"Buggered if I know! Take a guess on the volume of sound. Not like in the open where sound carries. A Blackbird can be heard more than 500 yards away. The canopy of a tree muffles bird calls, and if you bear in mind that sound decreases in proportion to the square of the distance travelled, then you really have a serious locating problem with half a ton of canopy in the way."
A helpful old lady passing by with two seaweed-laden donkeys nods and points. It is that nearby oak tree where they gather to talk. "Chicks are now behind the wire - Peter translates - "Now maybe el cuervo will leave us in peace, she says. The crows just peck the eyes out and leave the rest."
Drawing nearer we hear the hoarse cawing - a shop-floor meeting discussing a matter of exploitation, or maybe a shop steward calling for order amid interruptions from the floor. A good animal, true to my animal instincts, I say, "Sounds like something from my dark and dirty past, Peter."
"I'll get them out. Get some idea of numbers. It's only a small tree. Can't be many." The stick he throws - a management tool - hits the canopy fair and square. And suddenly the air is alive with birds, including an owl.
"They've got an owl!" he yells. "Where's he off to?"
We scramble to follow. The crows are diving and squawking at the fleeing owl. "Peter, what are we doing in this man's orchard?" Such niceties as asking permission have escaped him.
"They chased him into that orange tree. How many crows do you reckon, Alan?"
"What are we treading on, Peter? We're trespassing."
"Nobody minds birders. These trees need thinning."
To my mind birders are like hikers. Trespass on private land you get shouted at. "The man's yelling at us, Peter."
"Let's take a look."
Sometimes his superiority annoys me, but he is the boss of this combo and he helped us a lot when we first moved in, so I let it ride.
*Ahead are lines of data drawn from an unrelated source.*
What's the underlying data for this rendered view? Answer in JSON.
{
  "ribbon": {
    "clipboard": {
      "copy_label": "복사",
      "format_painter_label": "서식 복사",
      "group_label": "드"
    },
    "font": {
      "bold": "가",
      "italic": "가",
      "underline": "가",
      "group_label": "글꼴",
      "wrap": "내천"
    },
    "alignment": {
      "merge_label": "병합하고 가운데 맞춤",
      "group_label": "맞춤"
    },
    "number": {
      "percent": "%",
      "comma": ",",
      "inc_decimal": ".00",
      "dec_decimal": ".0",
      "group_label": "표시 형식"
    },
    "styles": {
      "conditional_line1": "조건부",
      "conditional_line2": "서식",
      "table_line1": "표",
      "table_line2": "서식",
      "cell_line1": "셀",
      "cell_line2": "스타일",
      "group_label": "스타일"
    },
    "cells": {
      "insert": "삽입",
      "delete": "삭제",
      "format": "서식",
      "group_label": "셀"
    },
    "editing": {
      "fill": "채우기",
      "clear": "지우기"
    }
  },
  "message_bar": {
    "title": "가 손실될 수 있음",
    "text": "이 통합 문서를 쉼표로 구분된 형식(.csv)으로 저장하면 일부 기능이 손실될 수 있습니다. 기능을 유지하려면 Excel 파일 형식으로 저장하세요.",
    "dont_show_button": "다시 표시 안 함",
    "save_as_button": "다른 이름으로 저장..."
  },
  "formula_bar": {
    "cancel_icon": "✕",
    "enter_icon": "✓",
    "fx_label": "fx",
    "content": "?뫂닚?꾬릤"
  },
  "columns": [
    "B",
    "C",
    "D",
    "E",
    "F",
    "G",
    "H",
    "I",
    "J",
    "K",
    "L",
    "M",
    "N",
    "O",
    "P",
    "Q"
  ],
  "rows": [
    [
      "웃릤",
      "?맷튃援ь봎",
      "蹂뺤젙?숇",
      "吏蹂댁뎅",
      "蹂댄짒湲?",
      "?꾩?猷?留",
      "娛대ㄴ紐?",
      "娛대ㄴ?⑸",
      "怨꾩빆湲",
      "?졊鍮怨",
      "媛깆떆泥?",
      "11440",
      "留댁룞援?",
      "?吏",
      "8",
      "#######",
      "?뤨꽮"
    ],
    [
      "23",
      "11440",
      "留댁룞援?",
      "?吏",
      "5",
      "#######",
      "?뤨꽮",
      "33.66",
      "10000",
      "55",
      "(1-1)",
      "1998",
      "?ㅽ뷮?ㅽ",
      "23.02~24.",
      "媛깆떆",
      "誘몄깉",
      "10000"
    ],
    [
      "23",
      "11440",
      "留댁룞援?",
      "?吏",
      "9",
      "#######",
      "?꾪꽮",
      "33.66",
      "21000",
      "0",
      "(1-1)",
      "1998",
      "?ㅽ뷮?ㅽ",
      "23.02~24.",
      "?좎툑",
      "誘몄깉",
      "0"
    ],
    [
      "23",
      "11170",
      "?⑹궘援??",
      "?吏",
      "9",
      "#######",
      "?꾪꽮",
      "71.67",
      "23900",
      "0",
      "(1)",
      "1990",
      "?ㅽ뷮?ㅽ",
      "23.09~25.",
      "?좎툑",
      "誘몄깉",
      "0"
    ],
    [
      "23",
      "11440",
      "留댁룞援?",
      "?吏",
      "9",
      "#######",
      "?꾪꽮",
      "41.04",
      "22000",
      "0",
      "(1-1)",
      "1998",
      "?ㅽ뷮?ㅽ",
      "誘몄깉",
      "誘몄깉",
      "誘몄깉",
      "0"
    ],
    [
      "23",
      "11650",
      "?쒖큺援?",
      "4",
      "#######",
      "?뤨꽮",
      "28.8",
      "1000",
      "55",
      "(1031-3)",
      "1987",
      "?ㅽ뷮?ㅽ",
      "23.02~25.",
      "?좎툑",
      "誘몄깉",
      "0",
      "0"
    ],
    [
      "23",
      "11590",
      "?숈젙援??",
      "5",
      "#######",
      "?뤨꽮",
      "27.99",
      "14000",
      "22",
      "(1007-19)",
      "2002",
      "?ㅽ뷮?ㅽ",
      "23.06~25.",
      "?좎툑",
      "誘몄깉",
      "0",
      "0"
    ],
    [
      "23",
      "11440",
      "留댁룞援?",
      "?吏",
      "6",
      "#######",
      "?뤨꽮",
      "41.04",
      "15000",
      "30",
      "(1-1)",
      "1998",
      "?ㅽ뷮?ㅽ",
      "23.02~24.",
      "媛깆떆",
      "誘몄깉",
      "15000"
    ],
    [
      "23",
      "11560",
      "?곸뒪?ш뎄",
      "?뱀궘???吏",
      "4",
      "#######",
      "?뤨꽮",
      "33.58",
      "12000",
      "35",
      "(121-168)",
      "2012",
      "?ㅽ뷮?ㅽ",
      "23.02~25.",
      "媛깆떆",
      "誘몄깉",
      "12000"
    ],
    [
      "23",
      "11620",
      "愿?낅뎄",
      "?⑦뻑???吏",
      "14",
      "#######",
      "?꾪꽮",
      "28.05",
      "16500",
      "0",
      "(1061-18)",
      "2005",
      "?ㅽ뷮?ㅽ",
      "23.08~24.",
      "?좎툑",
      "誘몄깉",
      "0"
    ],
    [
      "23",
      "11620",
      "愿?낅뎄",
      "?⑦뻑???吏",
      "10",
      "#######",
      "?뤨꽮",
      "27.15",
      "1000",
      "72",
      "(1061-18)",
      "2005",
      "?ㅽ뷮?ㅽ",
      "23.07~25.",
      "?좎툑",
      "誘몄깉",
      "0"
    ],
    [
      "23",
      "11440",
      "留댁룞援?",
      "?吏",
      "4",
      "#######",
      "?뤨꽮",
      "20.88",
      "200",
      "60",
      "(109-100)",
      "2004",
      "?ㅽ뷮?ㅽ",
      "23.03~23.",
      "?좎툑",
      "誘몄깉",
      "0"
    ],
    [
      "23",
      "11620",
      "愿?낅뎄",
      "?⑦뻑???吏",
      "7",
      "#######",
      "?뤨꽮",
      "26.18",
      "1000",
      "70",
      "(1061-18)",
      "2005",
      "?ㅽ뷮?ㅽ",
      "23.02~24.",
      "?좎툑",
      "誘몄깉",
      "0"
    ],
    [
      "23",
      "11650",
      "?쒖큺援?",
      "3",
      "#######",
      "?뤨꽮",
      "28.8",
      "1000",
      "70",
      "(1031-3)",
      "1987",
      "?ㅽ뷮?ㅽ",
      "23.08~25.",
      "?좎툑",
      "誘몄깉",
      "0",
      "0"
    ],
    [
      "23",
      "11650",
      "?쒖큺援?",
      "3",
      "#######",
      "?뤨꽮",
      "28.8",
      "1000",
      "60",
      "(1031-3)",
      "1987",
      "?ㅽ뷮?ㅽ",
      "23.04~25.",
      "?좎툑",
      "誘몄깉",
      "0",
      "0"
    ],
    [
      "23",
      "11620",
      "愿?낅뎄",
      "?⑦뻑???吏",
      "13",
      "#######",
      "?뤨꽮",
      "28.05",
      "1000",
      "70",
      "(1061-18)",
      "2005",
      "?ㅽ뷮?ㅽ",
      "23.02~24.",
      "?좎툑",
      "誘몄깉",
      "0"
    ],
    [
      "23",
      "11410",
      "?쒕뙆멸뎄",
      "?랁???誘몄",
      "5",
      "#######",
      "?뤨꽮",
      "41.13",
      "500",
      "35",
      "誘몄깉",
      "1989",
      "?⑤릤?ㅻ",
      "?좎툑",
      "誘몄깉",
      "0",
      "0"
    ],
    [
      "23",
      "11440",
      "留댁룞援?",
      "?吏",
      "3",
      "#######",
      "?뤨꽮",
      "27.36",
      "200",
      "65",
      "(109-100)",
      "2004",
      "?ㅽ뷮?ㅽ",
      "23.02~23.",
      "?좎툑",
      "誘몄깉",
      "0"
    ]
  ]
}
Close up our target is just a thick bushy fruit tree and, against the sun, I can't see a thing. But something is hiding in there, and whatever it is, it wants to stay hidden, for I can see that mob of crows circling and blasting away... Aha! A momentary absence of light as he blinks and then I see him fully revealed, staring straight at me. Dogs and cats, you recognise their faces. But how do you recognise an owl's face? OK, you see only what you want to see - I see a long-suffering owl saying 'please leave me alone.'
Peter wants to put the bird up. I want none of it. With my eye on the burly farmer rapidly approaching I say "I think we've got the wrong tree, Peter."
"Can't be the wrong tree, it's alive with bloody crows. Looked like a Spotted Owl to me. These trees definitely need thinning."
"Too small for a Spotted. More like a Tawny."
We leave hurriedly, mumbling apologies. The man has big hands and two ominously silent Canarian hunting dogs. We agree to sight it as a Tawny Owl (in flight) and ten crows.
"We will never get rid of crows, Alan. They can live anywhere. It's migrating birds that will suffer as the world changes. Migrating patterns will be destroyed. We will lose millions. Already, in Spain alone, almost a hundred species are endangered through loss of habitat."
Half hidden as it was in dense shade, Peter with his birder's eye should have seen that owl. We know his eyesight isn't so good, but that owl was obvious to me. I cheated him out of it because, being a sentimental idiot, I thought more of the owl's feelings than his. He's certainly very distracted lately, as if he's doing a lot of worry work. So something's up.
While climbing out of Taganana he prattles on about Milano Real - "Pardon? The Red Kite. Thank you, Peter" - Urgently I must get to Lizzie and get her to sound out Shirley.
"Peter, turn the heater on full blast and open the windows wide. With any luck it will stop the radiator boiling over!"